Author Cristina García will discuss her life and work in a visit with students and the general public. In harmony with the community partnerships we have formed with SECCA, she will encourage students to be active citizens, to reflect on questions about borders, to reach out to immigrant communities, and to write about their experiences. Presented by the Department of Italian & Spanish, and the Latin American & Latino Studies Program.
From August 28 – November 4, 2018, the Department of Spanish and Italian and the Latin American & Latino Studies Program will join the ongoing project developed by artists Alejandro Figueredo Díaz-Perara and Cara Megan Lewis (together known as Díaz Lewis) to draw attention to the immigrant crisis. In response, the collaborative, ongoing, performance-based Díaz Lewis installation engages participants to create pillows from clothing donated by undocumented immigrants, former detainees, and their supporters. Each pillow conveys their brutal journeys, translating the human experience in a far more intense, compelling, palpable way than speeches and statistics. From September 19-26, the artists Díaz and Lewis will be in Winston-Salem to work with students collaborating on the workshops at WFU, and mounting the installation at SECCA.
For more information about the project following link: https://www.sanctuarycitizen.org/pages/34-000-pillows
The Department of Spanish and Italian along with the Latin American & Latino Studies Program will present a “Diaspora” Panel at SECCA on October 25, 2018. The panel draws on the unique resources of the exhibition, “Cubans: Post-Truth, Pleasure, and Pain,” curated by Elvia Rosa Castro and Gretel Acosta, which features exciting and provocative works in diverse media by 19 Cuban artists.
New York City-based Cuban multimedia artist Yali Romagoza will present her performance piece, “Monument to a Great Living Artist” at SECCA. The performance is designed to raise awareness of the plight of women throughout the world.

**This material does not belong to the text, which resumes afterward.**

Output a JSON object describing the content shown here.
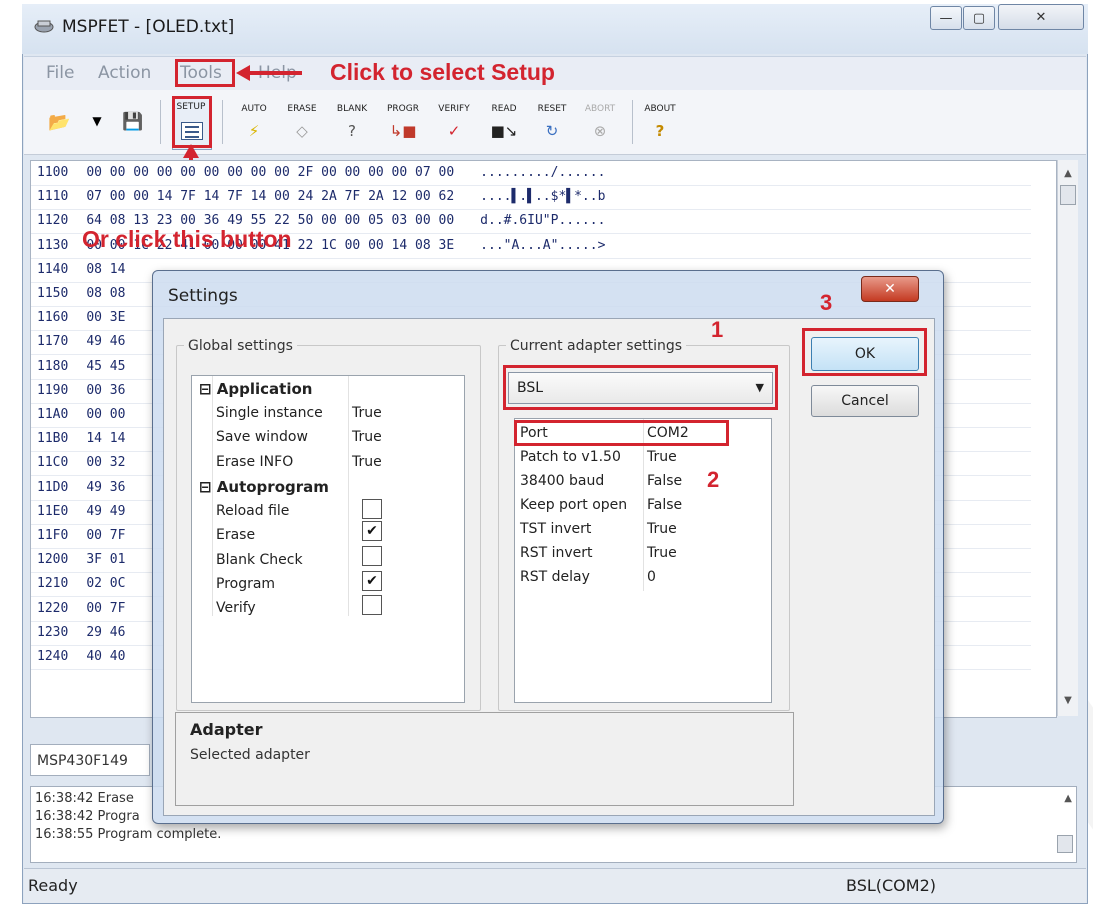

It calls into question the narrowly focused, middle-class, white feminist struggle that often excludes working-class women, immigrants, and women of color to benefit only a few. It is a visual spectacle that will encourage our students and community to react to, and reflect on, essentially contested views. What does it mean to belong to a minority group? How do we combat derogatory stereotypes of women and immigrants? How art and educational institutions historically perceived and treated women, and how have notions of “greatness” influenced how art and other achievements are perceived today? How do social categories and national identity determine how other cultures and societies are perceived? Sponsored by the Department of Spanish and Italian and the Latin American & Latino Studies Program.

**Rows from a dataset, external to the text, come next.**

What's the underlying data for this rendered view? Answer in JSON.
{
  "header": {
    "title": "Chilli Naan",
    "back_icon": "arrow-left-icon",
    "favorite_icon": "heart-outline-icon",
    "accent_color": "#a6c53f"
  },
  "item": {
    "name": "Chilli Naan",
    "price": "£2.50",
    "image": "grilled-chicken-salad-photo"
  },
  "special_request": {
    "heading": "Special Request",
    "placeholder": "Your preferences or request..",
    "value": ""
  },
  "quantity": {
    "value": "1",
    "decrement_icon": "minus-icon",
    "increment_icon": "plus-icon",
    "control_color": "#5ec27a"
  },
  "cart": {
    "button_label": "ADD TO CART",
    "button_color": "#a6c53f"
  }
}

On Saturday April 28, the Mentoring Program sponsored a WFU campus tour for middle and high school students from local schools and their families. Mentors Liz Torres-Ramírez, Kimberly Romero, Alex Reyes and Frida Islas took students around WFU campus, and gave a presentation about the college application process.
Paul Cuadros, associate professor of Media and Journalism at UNC Chapel Hill, is an award-winning investigative reporter and author whose work has appeared in The New York Times, Time magazine among other venues. Cuadros has focused his reporting on issues of race and poverty in America, particularly on Latino communities in the South. The culmination of his reporting was his book, A Home on the Field: How One Championship Team Inspires Hope for the Revival of Small Town America. Sponsored by Latin American & Latino Studies.
Thursday, April 12
121 Manchester Hall
5:00 – 6:00 pm
The term “borderlands” has become a multi-vocal term used to describe much more than the U.S. Latinx border reality. Today’s borderlands don’t have to be geographically located in the southwestern U.S. and in the 21st century the Latinx borderlands are understood as places where identity, culture, race, religion, and belonging intersect in complicated and even violent ways. This lecture will examine two key issues of life in the borderlands, identity and citizenship, as a way to better understand how today’s U.S. borderlands are in reality a heterotopia for the more than 54 million Latinx living in the U.S. today. Sponsored by Latin American & Latino Studies, Wake Fores School of Divinity and the WF Intercultural Center. Wednesday, April 4, Annenberg Forum, 6:00 pm.
The Department of Art and the Center for Global Studies at Wake Forest University are sponsoring a lecture by Dr. Matthew Robb, Chief Curator and Mesoamerican specialist at UCLA. The title of his lecture is “City of Water, City of Fire: Art and Identity in Teotihuacan”, and will take place on Thursday, January 25, 5:30 pm, Scales Fine Arts Center, Room 102. Students will have a chance to talk to him from 12:30 pm – 1:30 pm, in Scales 103.